The holding back of sentiment is commendable, but at some point the emotion should break through and also we need to feel the pain of a dying protagonist — it’s like THE AGONY AND ECSTASY again, it fails on the agony. Jackman limps but still feels invulnerable.

Also I’d watched THE GUNFIGHTER where the whole film is “Hurry up and get out of town Gregory Peck.” This one is a long chase where the character TWICE stop running and casually say “We’ll move on first thing in the morning.” NO. That’s not going to work, is it?

Beautiful moment where the little heroine, a Kaspar Hauser with the power to punch through walls, encounters a vision of the family she’s never had —

I tried plugging my Blu-ray player into my laptop but nothing happened, so here are some photos taken off my TV on a bright day. Yes, I suck. And here I am critiquing James Mangold, who on this evidence should kill it with the new INDIANA JONES (my favourite of his is DAY AND KNIGHT [although there are lots I haven’t seen] so I think he can get the tone).

We also watched JUMANJI: WELCOME TO THE JUNGLE which more fun than a Donkey Kong barrel full of CGI monkeys. Clever, character-based jokes, a beautiful ensemble cast — TWO ensembles, in fact — and although the thing’s a CGI-fest (something LOGAN, to its credit, never feels like), which meant I wasn’t particularly interested in any of the action, it as the alibi that it’s all happening inside a game. There’s probably a visual look out there which would have made interesting use of CG stylisation, the way TRON did, but neither the original JUMANJI with its ambulatory taxidermy animals, not this one, has found it. But the Rock and Kevin Hart and Karen Gillan and Jack Black are lovely, and although I find I strangely still have no interest in other Jake Kasdan films such as BAD TEACHER and SEX TAPE, I would happily watch the sequel to the reboot of film of the book about the game.

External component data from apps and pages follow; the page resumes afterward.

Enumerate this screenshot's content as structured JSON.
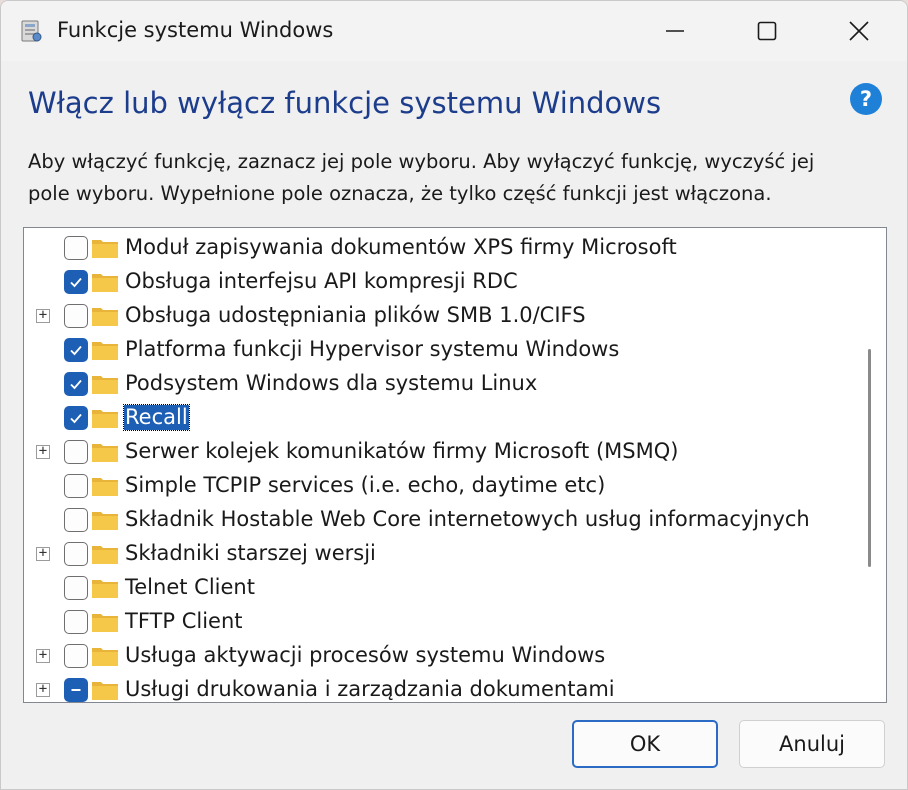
{
  "window": {
    "title": "Funkcje systemu Windows",
    "heading": "Włącz lub wyłącz funkcje systemu Windows",
    "description_lines": [
      "Aby włączyć funkcję, zaznacz jej pole wyboru. Aby wyłączyć funkcję, wyczyść jej",
      "pole wyboru. Wypełnione pole oznacza, że tylko część funkcji jest włączona."
    ],
    "help_glyph": "?"
  },
  "features": [
    {
      "label": "Moduł zapisywania dokumentów XPS firmy Microsoft",
      "state": "unchecked",
      "expandable": false
    },
    {
      "label": "Obsługa interfejsu API kompresji RDC",
      "state": "checked",
      "expandable": false
    },
    {
      "label": "Obsługa udostępniania plików SMB 1.0/CIFS",
      "state": "unchecked",
      "expandable": true
    },
    {
      "label": "Platforma funkcji Hypervisor systemu Windows",
      "state": "checked",
      "expandable": false
    },
    {
      "label": "Podsystem Windows dla systemu Linux",
      "state": "checked",
      "expandable": false
    },
    {
      "label": "Recall",
      "state": "checked",
      "expandable": false,
      "selected": true
    },
    {
      "label": "Serwer kolejek komunikatów firmy Microsoft (MSMQ)",
      "state": "unchecked",
      "expandable": true
    },
    {
      "label": "Simple TCPIP services (i.e. echo, daytime etc)",
      "state": "unchecked",
      "expandable": false
    },
    {
      "label": "Składnik Hostable Web Core internetowych usług informacyjnych",
      "state": "unchecked",
      "expandable": false
    },
    {
      "label": "Składniki starszej wersji",
      "state": "unchecked",
      "expandable": true
    },
    {
      "label": "Telnet Client",
      "state": "unchecked",
      "expandable": false
    },
    {
      "label": "TFTP Client",
      "state": "unchecked",
      "expandable": false
    },
    {
      "label": "Usługa aktywacji procesów systemu Windows",
      "state": "unchecked",
      "expandable": true
    },
    {
      "label": "Usługi drukowania i zarządzania dokumentami",
      "state": "partial",
      "expandable": true
    }
  ],
  "buttons": {
    "ok": "OK",
    "cancel": "Anuluj"
  },
  "colors": {
    "heading": "#1c3c8c",
    "checkbox_accent": "#1d5fb5",
    "folder": "#f6c84a",
    "ok_border": "#2b6bc6"
  }
}
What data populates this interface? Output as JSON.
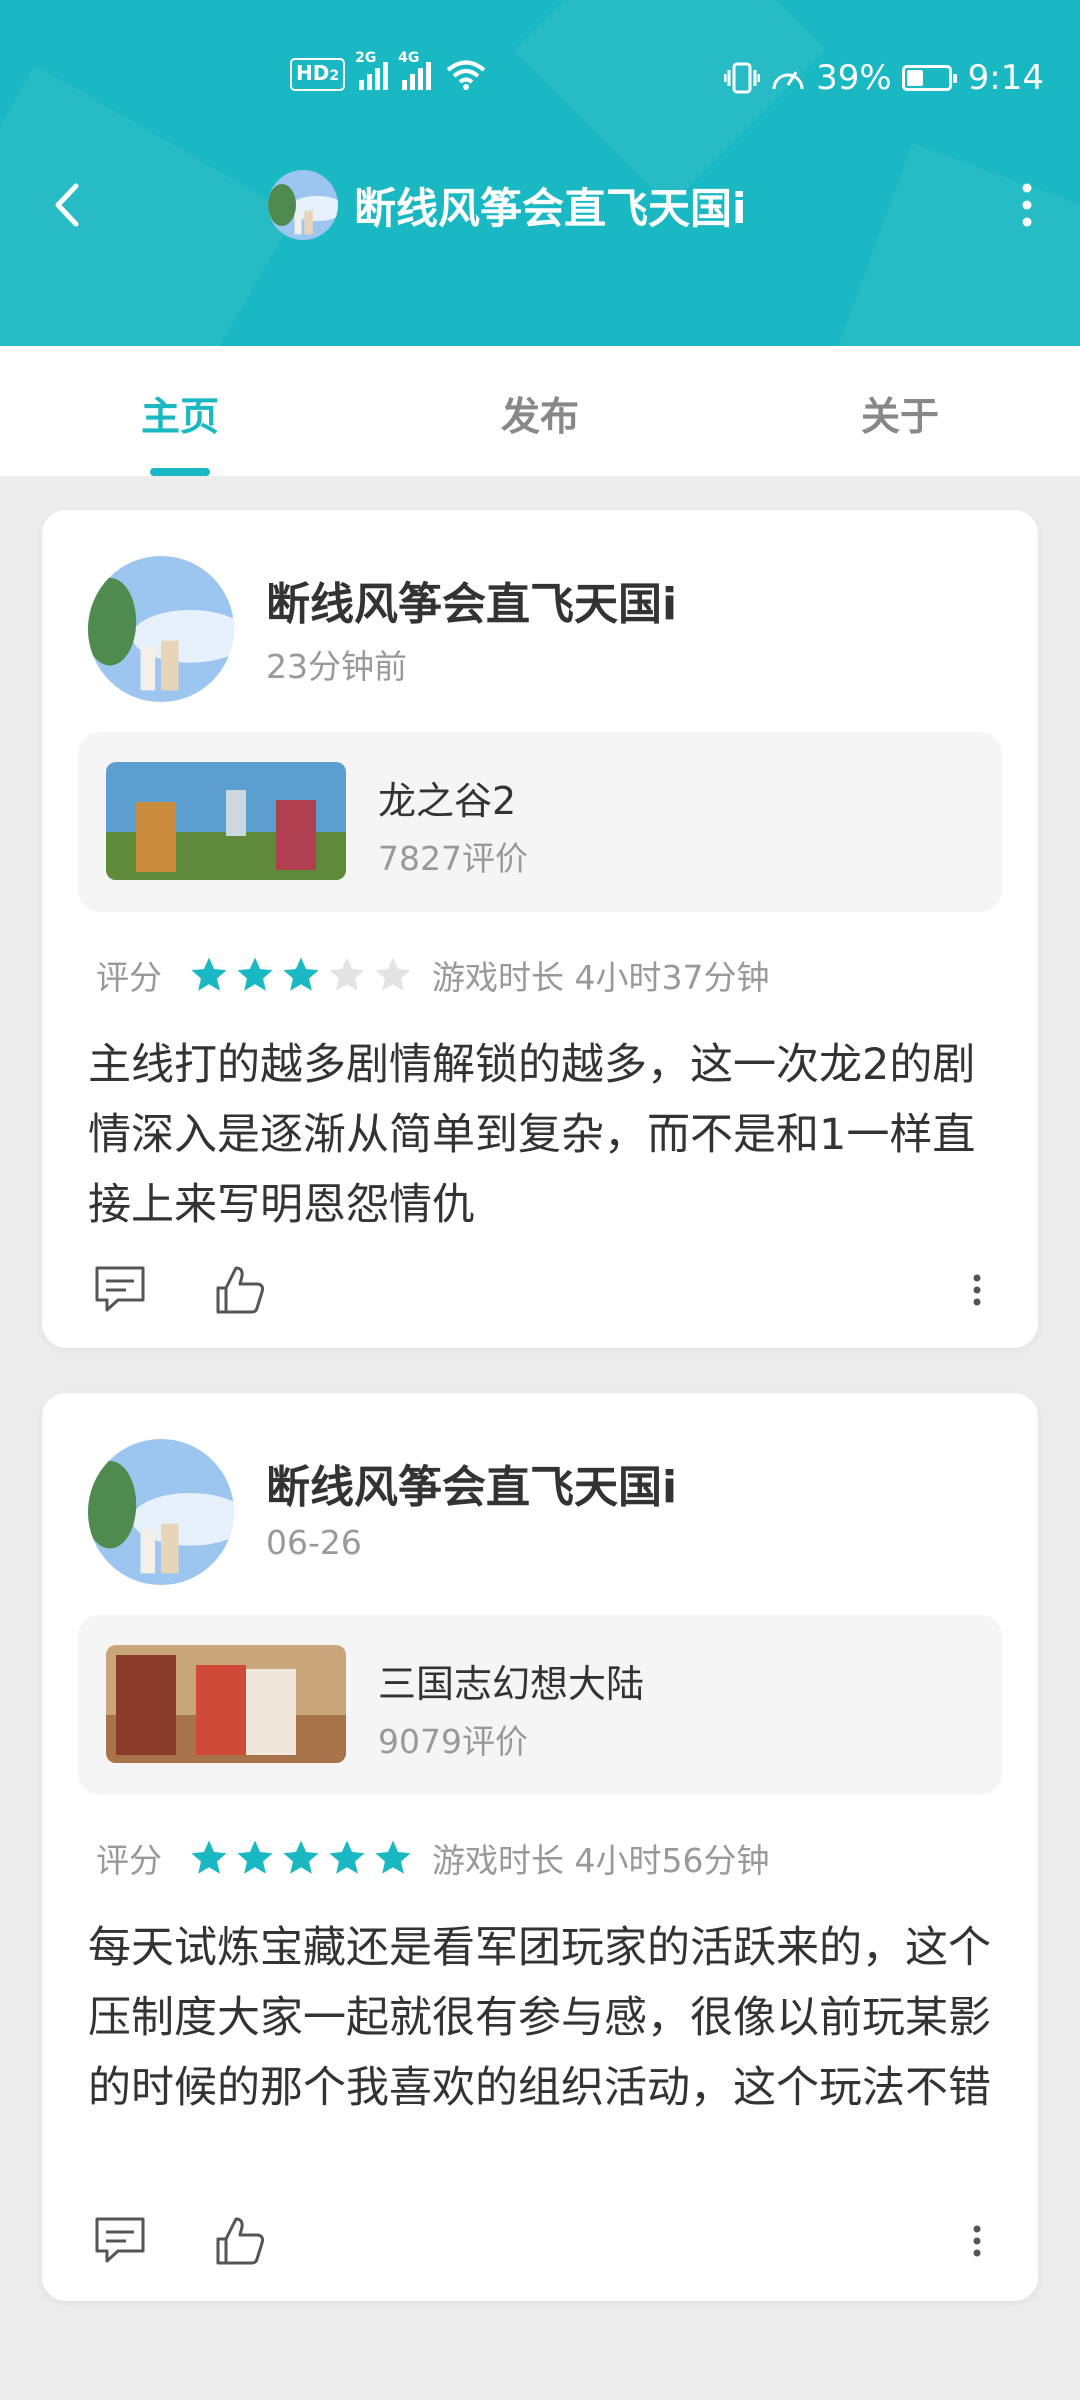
{
  "header": {
    "title": "断线风筝会直飞天国i",
    "accent_color": "#1ab8c2"
  },
  "status_bar": {
    "hd_badge": "HD",
    "hd_sub": "2",
    "sim1_label": "2G",
    "sim2_label": "4G",
    "battery_percent": "39%",
    "battery_level": 0.39,
    "time": "9:14"
  },
  "tabs": [
    {
      "label": "主页",
      "active": true
    },
    {
      "label": "发布",
      "active": false
    },
    {
      "label": "关于",
      "active": false
    }
  ],
  "posts": [
    {
      "username": "断线风筝会直飞天国i",
      "time": "23分钟前",
      "game_name": "龙之谷2",
      "game_reviews": "7827评价",
      "rating_label": "评分",
      "stars": 3,
      "playtime": "游戏时长 4小时37分钟",
      "body": "主线打的越多剧情解锁的越多，这一次龙2的剧情深入是逐渐从简单到复杂，而不是和1一样直接上来写明恩怨情仇"
    },
    {
      "username": "断线风筝会直飞天国i",
      "time": "06-26",
      "game_name": "三国志幻想大陆",
      "game_reviews": "9079评价",
      "rating_label": "评分",
      "stars": 5,
      "playtime": "游戏时长 4小时56分钟",
      "body": "每天试炼宝藏还是看军团玩家的活跃来的，这个压制度大家一起就很有参与感，很像以前玩某影的时候的那个我喜欢的组织活动，这个玩法不错"
    }
  ],
  "icons": [
    "back-arrow-icon",
    "more-vertical-icon",
    "comment-icon",
    "thumbs-up-icon",
    "star-icon",
    "wifi-icon",
    "vibrate-icon",
    "speed-icon",
    "battery-icon"
  ]
}
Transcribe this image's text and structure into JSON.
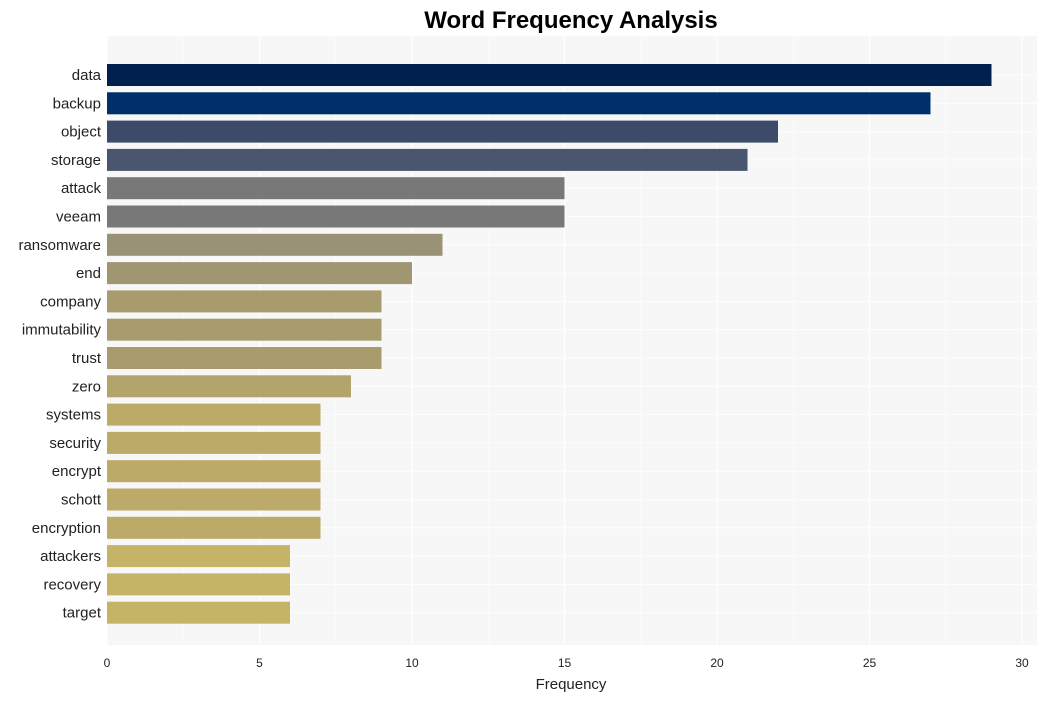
{
  "chart_data": {
    "type": "bar",
    "orientation": "horizontal",
    "title": "Word Frequency Analysis",
    "xlabel": "Frequency",
    "ylabel": "",
    "xlim": [
      0,
      30.5
    ],
    "xticks": [
      0,
      5,
      10,
      15,
      20,
      25,
      30
    ],
    "grid": true,
    "categories": [
      "data",
      "backup",
      "object",
      "storage",
      "attack",
      "veeam",
      "ransomware",
      "end",
      "company",
      "immutability",
      "trust",
      "zero",
      "systems",
      "security",
      "encrypt",
      "schott",
      "encryption",
      "attackers",
      "recovery",
      "target"
    ],
    "values": [
      29,
      27,
      22,
      21,
      15,
      15,
      11,
      10,
      9,
      9,
      9,
      8,
      7,
      7,
      7,
      7,
      7,
      6,
      6,
      6
    ],
    "colors": [
      "#00214e",
      "#002f6c",
      "#3e4a6a",
      "#4a5570",
      "#787878",
      "#787878",
      "#9a9276",
      "#a09672",
      "#a89c6e",
      "#a89c6e",
      "#a89c6e",
      "#b2a46a",
      "#bcaa68",
      "#bcaa68",
      "#bcaa68",
      "#bcaa68",
      "#bcaa68",
      "#c6b466",
      "#c6b466",
      "#c6b466"
    ]
  }
}
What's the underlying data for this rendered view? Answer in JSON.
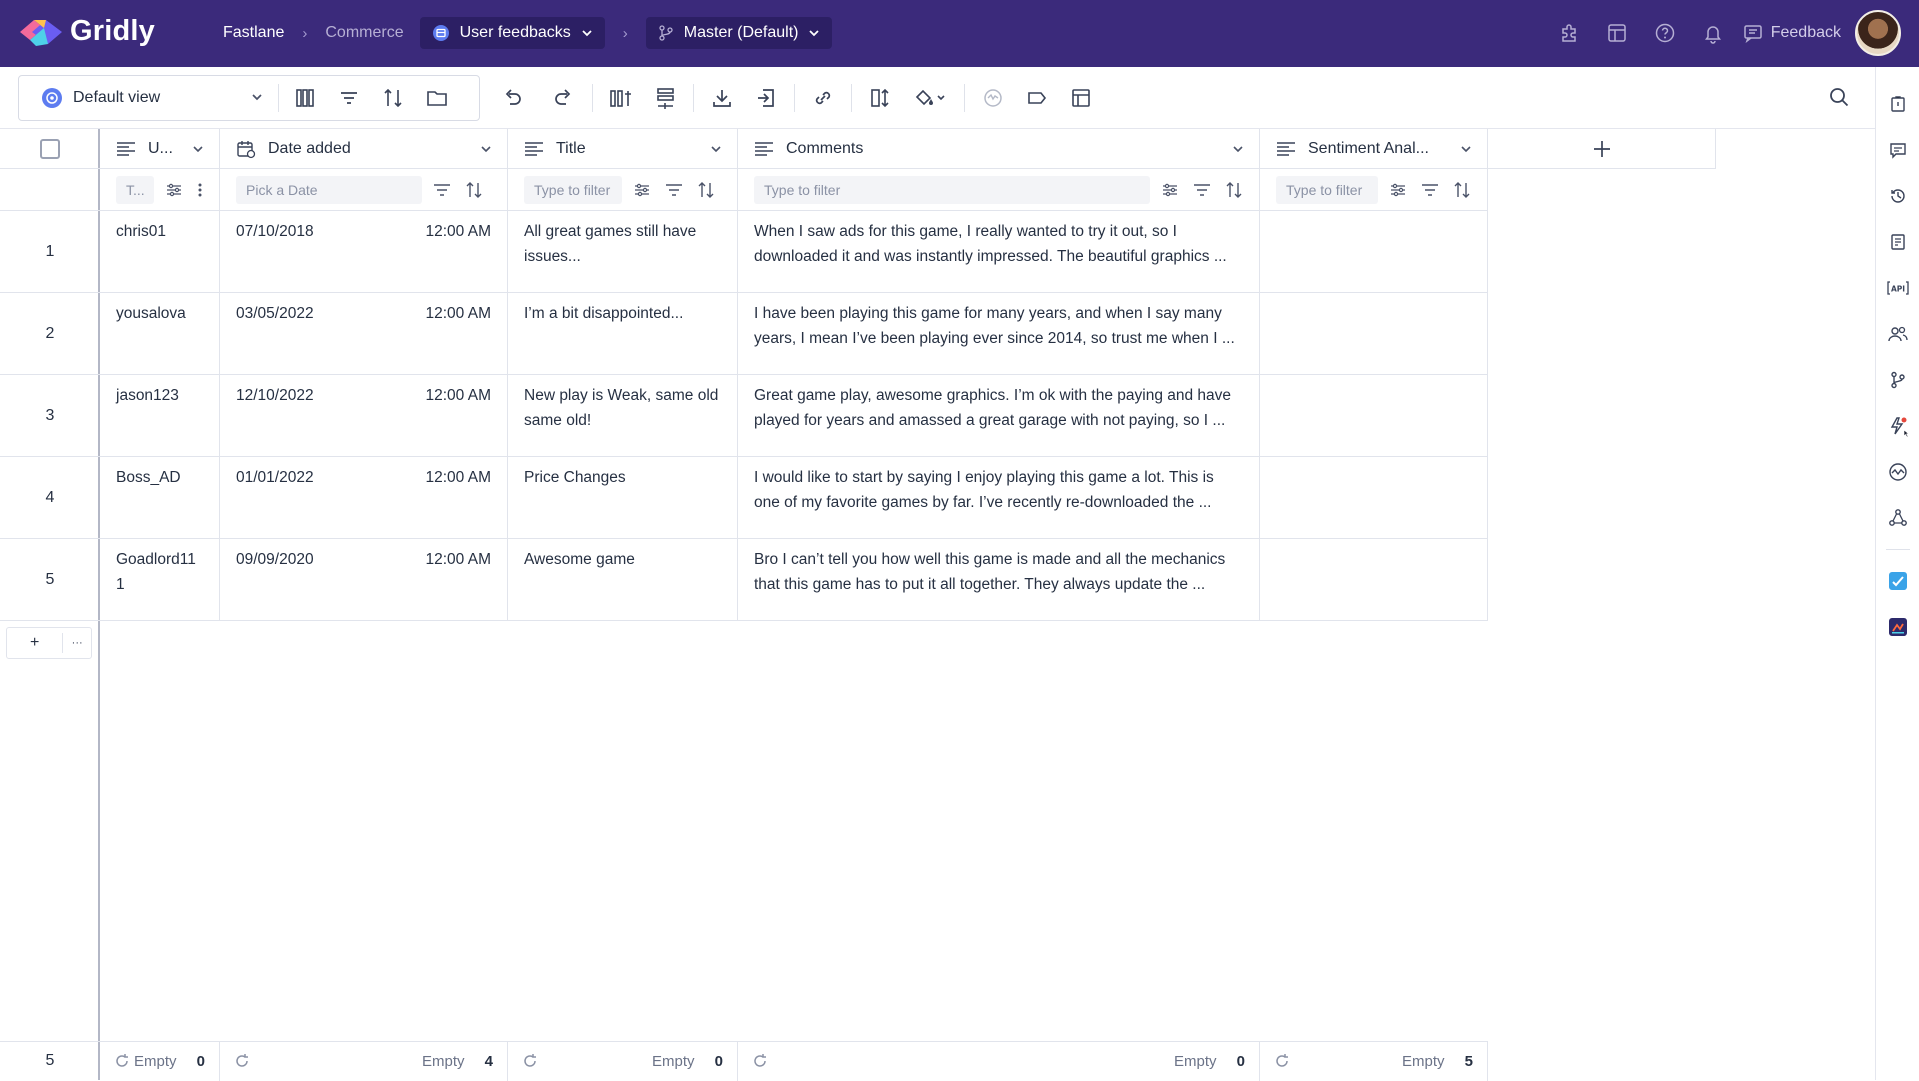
{
  "app": {
    "name": "Gridly",
    "brand_color": "#3b2a7b"
  },
  "breadcrumb": {
    "project": "Fastlane",
    "database": "Commerce",
    "grid": "User feedbacks",
    "branch": "Master (Default)"
  },
  "topbar": {
    "feedback_label": "Feedback"
  },
  "toolbar": {
    "view_label": "Default view"
  },
  "columns": [
    {
      "label": "U...",
      "filter_placeholder": "T..."
    },
    {
      "label": "Date added",
      "filter_placeholder": "Pick a Date"
    },
    {
      "label": "Title",
      "filter_placeholder": "Type to filter"
    },
    {
      "label": "Comments",
      "filter_placeholder": "Type to filter"
    },
    {
      "label": "Sentiment Anal...",
      "filter_placeholder": "Type to filter"
    }
  ],
  "rows": [
    {
      "index": "1",
      "user": "chris01",
      "date": "07/10/2018",
      "time": "12:00 AM",
      "title": "All great games still have issues...",
      "comments": "When I saw ads for this game, I really wanted to try it out, so I downloaded it and was instantly impressed. The beautiful graphics ...",
      "sentiment": ""
    },
    {
      "index": "2",
      "user": "yousalova",
      "date": "03/05/2022",
      "time": "12:00 AM",
      "title": "I’m a bit disappointed...",
      "comments": "I have been playing this game for many years, and when I say many years, I mean I’ve been playing ever since 2014, so trust me when I ...",
      "sentiment": ""
    },
    {
      "index": "3",
      "user": "jason123",
      "date": "12/10/2022",
      "time": "12:00 AM",
      "title": "New play is Weak, same old same old!",
      "comments": "Great game play, awesome graphics. I’m ok with the paying and have played for years and amassed a great garage with not paying, so I ...",
      "sentiment": ""
    },
    {
      "index": "4",
      "user": "Boss_AD",
      "date": "01/01/2022",
      "time": "12:00 AM",
      "title": "Price Changes",
      "comments": "I would like to start by saying I enjoy playing this game a lot. This is one of my favorite games by far. I’ve recently re-downloaded the ...",
      "sentiment": ""
    },
    {
      "index": "5",
      "user": "Goadlord11 1",
      "date": "09/09/2020",
      "time": "12:00 AM",
      "title": "Awesome game",
      "comments": "Bro I can’t tell you how well this game is made and all the mechanics that this game has to put it all together. They always update the ...",
      "sentiment": ""
    }
  ],
  "footer": {
    "row_count": "5",
    "empty_label": "Empty",
    "empty_counts": [
      "0",
      "4",
      "0",
      "0",
      "5"
    ]
  },
  "add_row": {
    "plus": "+",
    "more": "···"
  }
}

Things I’m Not Writing About

Posted in Comics, FILM, Politics, Television with tags , , , , , , , , , , , , , , , , , on April 10, 2010 by dcairns

As CORNELL WOOLRICH WEEK comes upon us, I have to exclude certain things from Shadowplay. Here they are ~

KICK ASS is and does as its title suggests. Matthew Vaughn and Jane Goldman’s take on Martin Millar’s comic humanizes and deepens the basic joke. While there’s plenty of sick humour, Hit Girl may swear but she doesn’t kill unarmed women or snort coke like she does in the comic. Nic Cage is back to being GOOD for this one, speaking in a variety of odd voices, depending on whether he’s being a daddy, being Big Daddy the costumed crime fighter, or being “normal”. And it has the McLovin guy in it, being McLovin in a superhero costume.

The new Dr Who actually lives up to potential, capitalizing on the good points of Russell T Davies’ reboot, while adding for the first time a genuine eccentric as Doctor and a genuine actress as assistant (exception: Catherine Tate) and of course we’re enjoying the added Scottishness, courtesy of script editor Stephen Merchant Moffat and co-star Karen Gillan. Unlike in the RTD version, the emotion here is actually part of the story and doesn’t feel trumped-up, and sad scenes are achieved without having everybody cry.

We discovered that the music they play you when you’re on hold on NHS24, the health helpline, is the same light classical selection Edward G Robinson gets euthanized to in SOYLENT GREEN. It’s Sarah Palin’s “death panel” fantasy come true! Pottit heid is made of people!

Julian Doyle (editor of BRAZIL) and Bruce Dickinson (rock star) have made a film, CHEMICAL WEDDING. It’s a horror-sci-fi stew about Aleister Crowley getting reincarnated as Simon Callow. It’s either very very bad, or very very good in a LAIR OF THE WHITE WORM way, while being much much worse than LAIR OF THE WHITE WORM. Simon gets to be bald, wear a purple George Melly suit and bugger people. When in doubt, he quotes Shakespeare, a good policy.